Although Japan's parliament is to formally approve Aso, who was elected president of the Liberal Democratic Party (LDP) on September 22, as prime minister on September 24, the post is in his pocket already: the LDP and its centrist ally New Komeito Party, or Clean Government Party, have the comfortable majority in the key lower chamber. Time will show how long Aso will serve, but given the recent twists in Japan's politics, he is unlikely to set a lifetime record. Since September 2006 he has been the third Japanese prime minister to take the place of his predecessor, who resigned after about a year in office.
Interestingly, those were the prime ministers who had no popular mandate and were not elected after their parties' triumphs in general elections. According to Japan's political tradition and legal practices, the parliament can elect the prime minister in the interim between elections. Both Aso's predecessor Yasuo Fukuda and Fukuda's predecessor Shinzo Abe got their posts this way. They both resigned virtually bent by an unbelievable rating plunge on the wave of anti-corruption scandals and the government's inability to resolve national economic problems.
From most experts' viewpoint, the fact that government reshuffles of that kind have become typical of the Land of the Rising Sun in recent years is evidence to the following: first, the mighty political machine of the LDP has started malfunctioning (with short breaks, the party has been presiding over the country since the end of World War II), and second, Japan's political system has become obsolete and doesn't work at all. You can hardly call this system two-party even at a stretch (all those minor parties don't really count). In truth, there are few differences, both ideological and political, between the LDP and its main rival - the Democratic Party of Japan (DPJ), and it is very difficult to find out what they differ in.
Incidentally, the DPJ's current President Ichiro Ozawa was Secretary General of the LDP not long ago. There are staunch conservatives and ardent liberals, hawks and doves in both parties. The difference between them lies in that the LDP has been losing voters' confidence in recent years, and the DPJ failed to gain that confidence no matter how hard it tried. Hence the Japanese political phenomenon of recent years: in the country's electoral college, the stratum of those who used to be loyal to the LDP but haven't "fallen in love" with the DPJ, has grown in number.
Japan's latest prime minister to be elected by a landslide was Jun'ichiro Koizumi - a politician who saved the party from "melting away" totally, but left in 2006. It is yet unclear whether Taro Aso will manage to save the party once again. He might give it a try at least.
The try is said to start in the near future.
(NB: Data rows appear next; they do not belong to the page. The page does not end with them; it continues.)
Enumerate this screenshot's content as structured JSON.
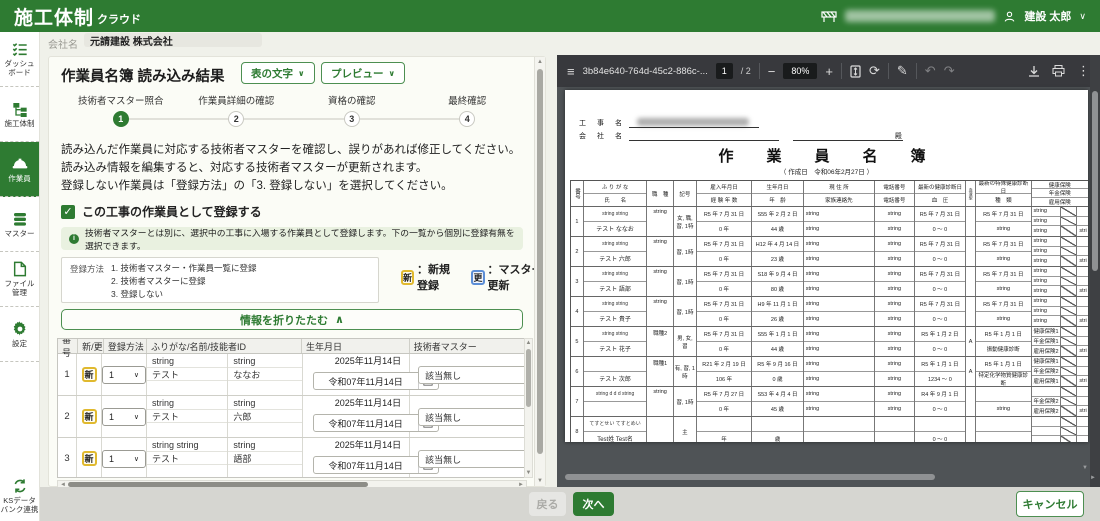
{
  "app": {
    "logo_main": "施工体制",
    "logo_sub": "クラウド",
    "user_name": "建設 太郎"
  },
  "sidebar": {
    "items": [
      {
        "id": "dashboard",
        "label": "ダッシュ\nボード",
        "icon": "checklist-icon",
        "active": false
      },
      {
        "id": "sekou-taisei",
        "label": "施工体制",
        "icon": "org-tree-icon",
        "active": false
      },
      {
        "id": "sagyouin",
        "label": "作業員",
        "icon": "helmet-icon",
        "active": true
      },
      {
        "id": "master",
        "label": "マスター",
        "icon": "database-icon",
        "active": false
      },
      {
        "id": "file-kanri",
        "label": "ファイル\n管理",
        "icon": "file-icon",
        "active": false
      },
      {
        "id": "settei",
        "label": "設定",
        "icon": "gear-icon",
        "active": false
      }
    ],
    "footer_item": {
      "id": "ks-databank",
      "label": "KSデータ\nバンク連携",
      "icon": "sync-icon"
    }
  },
  "company_bar": {
    "label": "会社名",
    "value": "元請建設 株式会社"
  },
  "panel": {
    "title": "作業員名簿 読み込み結果",
    "dropdown_table_text": "表の文字",
    "dropdown_preview": "プレビュー",
    "steps": [
      {
        "num": "1",
        "label": "技術者マスター照合",
        "active": true
      },
      {
        "num": "2",
        "label": "作業員詳細の確認",
        "active": false
      },
      {
        "num": "3",
        "label": "資格の確認",
        "active": false
      },
      {
        "num": "4",
        "label": "最終確認",
        "active": false
      }
    ],
    "description_lines": [
      "読み込んだ作業員に対応する技術者マスターを確認し、誤りがあれば修正してください。",
      "読み込み情報を編集すると、対応する技術者マスターが更新されます。",
      "登録しない作業員は「登録方法」の「3. 登録しない」を選択してください。"
    ],
    "register_checkbox_label": "この工事の作業員として登録する",
    "info_note": "技術者マスターとは別に、選択中の工事に入場する作業員として登録します。下の一覧から個別に登録有無を選択できます。",
    "legend": {
      "title": "登録方法",
      "options": [
        "1. 技術者マスター・作業員一覧に登録",
        "2. 技術者マスターに登録",
        "3. 登録しない"
      ],
      "badge_new": "新",
      "badge_new_label": "：新規登録",
      "badge_update": "更",
      "badge_update_label": "：マスター更新"
    },
    "collapse_button": "情報を折りたたむ",
    "collapse_chevron": "∧",
    "table": {
      "headers": [
        "番号",
        "新/更",
        "登録方法",
        "ふりがな/名前/技能者ID",
        "生年月日",
        "技術者マスター"
      ],
      "rows": [
        {
          "num": "1",
          "badge": "新",
          "method": "1",
          "kana_sei": "string",
          "kana_mei": "string",
          "sei": "テスト",
          "mei": "ななお",
          "birth_display": "2025年11月14日",
          "birth_input": "令和07年11月14日",
          "master": "該当無し",
          "partial": false
        },
        {
          "num": "2",
          "badge": "新",
          "method": "1",
          "kana_sei": "string",
          "kana_mei": "string",
          "sei": "テスト",
          "mei": "六郎",
          "birth_display": "2025年11月14日",
          "birth_input": "令和07年11月14日",
          "master": "該当無し",
          "partial": false
        },
        {
          "num": "3",
          "badge": "新",
          "method": "1",
          "kana_sei": "string string",
          "kana_mei": "string",
          "sei": "テスト",
          "mei": "語部",
          "birth_display": "2025年11月14日",
          "birth_input": "令和07年11月14日",
          "master": "該当無し",
          "partial": false
        },
        {
          "num": "",
          "badge": "",
          "method": "",
          "kana_sei": "string string",
          "kana_mei": "string",
          "sei": "",
          "mei": "",
          "birth_display": "H9 年 11 月 1 日",
          "birth_input": "",
          "master": "",
          "partial": true
        }
      ]
    }
  },
  "footer": {
    "back": "戻る",
    "next": "次へ",
    "cancel": "キャンセル"
  },
  "pdf": {
    "toolbar": {
      "filename": "3b84e640-764d-45c2-886c-...",
      "page": "1",
      "page_total": "/ 2",
      "zoom": "80%"
    },
    "doc": {
      "field_koji": "工　事　名",
      "field_kaisha": "会　社　名",
      "dono": "殿",
      "title": "作　業　員　名　簿",
      "date_line": "（ 作成日　令和06年2月27日 ）",
      "headers": {
        "num": "番号",
        "kana": "ふ り が な",
        "name": "氏　　名",
        "job": "職　種",
        "mark": "記号",
        "hire": "雇入年月日",
        "exp": "経 験 年 数",
        "birth": "生年月日",
        "age": "年　齢",
        "addr": "現 住 所",
        "family": "家族連絡先",
        "tel1": "電話番号",
        "tel2": "電話番号",
        "checkup": "最新の健康診断日",
        "bp": "血　圧",
        "blood": "血液型",
        "special": "最新の特殊健康診断日",
        "kind": "種　類",
        "ins1": "健康保険",
        "ins2": "年金保険",
        "ins3": "雇用保険"
      },
      "rows": [
        {
          "no": "1",
          "kana": "string string",
          "name": "テスト ななお",
          "job": "string",
          "mark": "女, 職, 習, 1特",
          "hire": "R5 年 7 月 31 日",
          "exp": "0 年",
          "birth": "S55 年 2 月 2 日",
          "age": "44 歳",
          "addr": "string",
          "family": "string",
          "tel1": "string",
          "tel2": "string",
          "checkup": "R5 年 7 月 31 日",
          "bp": "0 ～ 0",
          "blood": "",
          "special": "R5 年 7 月 31 日",
          "kind": "string",
          "ins": [
            "string",
            "string",
            "string"
          ],
          "cut": "stri"
        },
        {
          "no": "2",
          "kana": "string string",
          "name": "テスト 六郎",
          "job": "string",
          "mark": "習, 1時",
          "hire": "R5 年 7 月 31 日",
          "exp": "0 年",
          "birth": "H12 年 4 月 14 日",
          "age": "23 歳",
          "addr": "string",
          "family": "string",
          "tel1": "string",
          "tel2": "string",
          "checkup": "R5 年 7 月 31 日",
          "bp": "0 ～ 0",
          "blood": "",
          "special": "R5 年 7 月 31 日",
          "kind": "string",
          "ins": [
            "string",
            "string",
            "string"
          ],
          "cut": "stri"
        },
        {
          "no": "3",
          "kana": "string string",
          "name": "テスト 語部",
          "job": "string",
          "mark": "習, 1時",
          "hire": "R5 年 7 月 31 日",
          "exp": "0 年",
          "birth": "S18 年 9 月 4 日",
          "age": "80 歳",
          "addr": "string",
          "family": "string",
          "tel1": "string",
          "tel2": "string",
          "checkup": "R5 年 7 月 31 日",
          "bp": "0 ～ 0",
          "blood": "",
          "special": "R5 年 7 月 31 日",
          "kind": "string",
          "ins": [
            "string",
            "string",
            "string"
          ],
          "cut": "stri"
        },
        {
          "no": "4",
          "kana": "string string",
          "name": "テスト 貴子",
          "job": "string",
          "mark": "習, 1時",
          "hire": "R5 年 7 月 31 日",
          "exp": "0 年",
          "birth": "H9 年 11 月 1 日",
          "age": "26 歳",
          "addr": "string",
          "family": "string",
          "tel1": "string",
          "tel2": "string",
          "checkup": "R5 年 7 月 31 日",
          "bp": "0 ～ 0",
          "blood": "",
          "special": "R5 年 7 月 31 日",
          "kind": "string",
          "ins": [
            "string",
            "string",
            "string"
          ],
          "cut": "stri"
        },
        {
          "no": "5",
          "kana": "string string",
          "name": "テスト 花子",
          "job": "職種2",
          "mark": "男, 女, 習",
          "hire": "R5 年 7 月 31 日",
          "exp": "0 年",
          "birth": "S55 年 1 月 1 日",
          "age": "44 歳",
          "addr": "string",
          "family": "string",
          "tel1": "string",
          "tel2": "string",
          "checkup": "R5 年 1 月 2 日",
          "bp": "0 ～ 0",
          "blood": "A",
          "special": "R5 年 1 月 1 日",
          "kind": "振動健康診断",
          "ins": [
            "健康保険1",
            "年金保険1",
            "雇用保険2"
          ],
          "cut": "stri"
        },
        {
          "no": "6",
          "kana": "",
          "name": "テスト 次郎",
          "job": "職種1",
          "mark": "有, 習, 1時",
          "hire": "R21 年 2 月 19 日",
          "exp": "106 年",
          "birth": "R5 年 9 月 16 日",
          "age": "0 歳",
          "addr": "string",
          "family": "string",
          "tel1": "string",
          "tel2": "string",
          "checkup": "R5 年 1 月 1 日",
          "bp": "1234 ～ 0",
          "blood": "A",
          "special": "R5 年 1 月 1 日",
          "kind": "特定化学物質健康診断",
          "ins": [
            "健康保険1",
            "年金保険2",
            "雇用保険1"
          ],
          "cut": "stri"
        },
        {
          "no": "7",
          "kana": "string d d d string",
          "name": "",
          "job": "string",
          "mark": "習, 1時",
          "hire": "R5 年 7 月 27 日",
          "exp": "0 年",
          "birth": "S53 年 4 月 4 日",
          "age": "45 歳",
          "addr": "string",
          "family": "string",
          "tel1": "string",
          "tel2": "string",
          "checkup": "R4 年 9 月 1 日",
          "bp": "0 ～ 0",
          "blood": "",
          "special": "",
          "kind": "string",
          "ins": [
            "",
            "年金保険2",
            "雇用保険2"
          ],
          "cut": "stri"
        },
        {
          "no": "8",
          "kana": "てすとせい てすとめい",
          "name": "Test姓 Test名",
          "job": "",
          "mark": "主",
          "hire": "",
          "exp": "年",
          "birth": "",
          "age": "歳",
          "addr": "",
          "family": "",
          "tel1": "",
          "tel2": "",
          "checkup": "",
          "bp": "0 ～ 0",
          "blood": "",
          "special": "",
          "kind": "",
          "ins": [
            "",
            "",
            ""
          ],
          "cut": ""
        }
      ]
    }
  }
}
Asahi Shimbun, Japan's most influential and informative paper, reports that on October 3 the new prime minister can venture on dissolution of the parliament scheduling early parliamentary elections for October 26. (According to the law, they are to be held next September.) The party's strategists and Aso consider that they should take advantage of the "honeymoon" and the voter's belief that "a new broom will sweep clean" at least a part of Japan's economic and political misfortunes.
Taro Aso, 68, is not new to politics: he served as a member of parliament, minister of education, culture and sports, economic planning, economy and finance, and foreign affairs. His grandfather Shigeru Yoshida and father-in-law Zenko Suzuki were prime ministers as well. Incidentally, he used to be a member of Japan's Olympic shooting team.
Aso is more of a businessman than a politician. The new premier is the richest man in the current Cabinet. Since 1966 he has been involved in a family business heading the Aso Cement company. In truth, the firm's image is not that positive. It succeeded to the Aso Mining company, which was accused of exploiting 10,000 Korean convicts and the Allies' POWs during the war. We can't say Aso denies these facts, but he does not acknowledge them either. Instead, his excuse is that during the war he was so young that he knows "nothing about it."
In fact, when he speaks, Aso, who is very talkative, resembles Italy's Silvio Berlusconi. You can expect from Taro, just like from Silvio, the cold truth and phrases that often plunge his colleagues into shock and awe.
In Japan "true patriotism" is often measured in terms of a politician's attitude towards the Northern territories - the Kuril Islands. Taro has treated them with the pragmatism of a businessman. In 2006 he caused a real headache with the Japanese Foreign Ministry with his statement over a means to "deal harshly" with the Russians in the "Kurils matter."
Aso said at a government meeting that they should have put an end to all that nonsense long ago by simply dividing the islands 50/50 between Russia and Japan. In his concept, Iturup, Kunashir, Shikotan, and the Habomai rocks would be smoothly divided: Russia would get 75% of Iturup (the range's largest island), and Japan - the island's remaining 25%, plus the three smaller islands. It took the Japanese Foreign Ministry a great deal of effort to convince its chief that the Kuril Islands were no bag of cement and the problem was not that easy to resolve.
The MFA even had to officially deny the minister's words. Its press release said that the minister had put forward no proposal to solve the problem by simply cutting the territories in half, and his words were reported without the nuance he implied. All in all, the minister was "misunderstood." I only wonder whether he will remember his idea this time.
The opinions expressed in this article are the author's and do not necessarily represent those of RIA Novosti.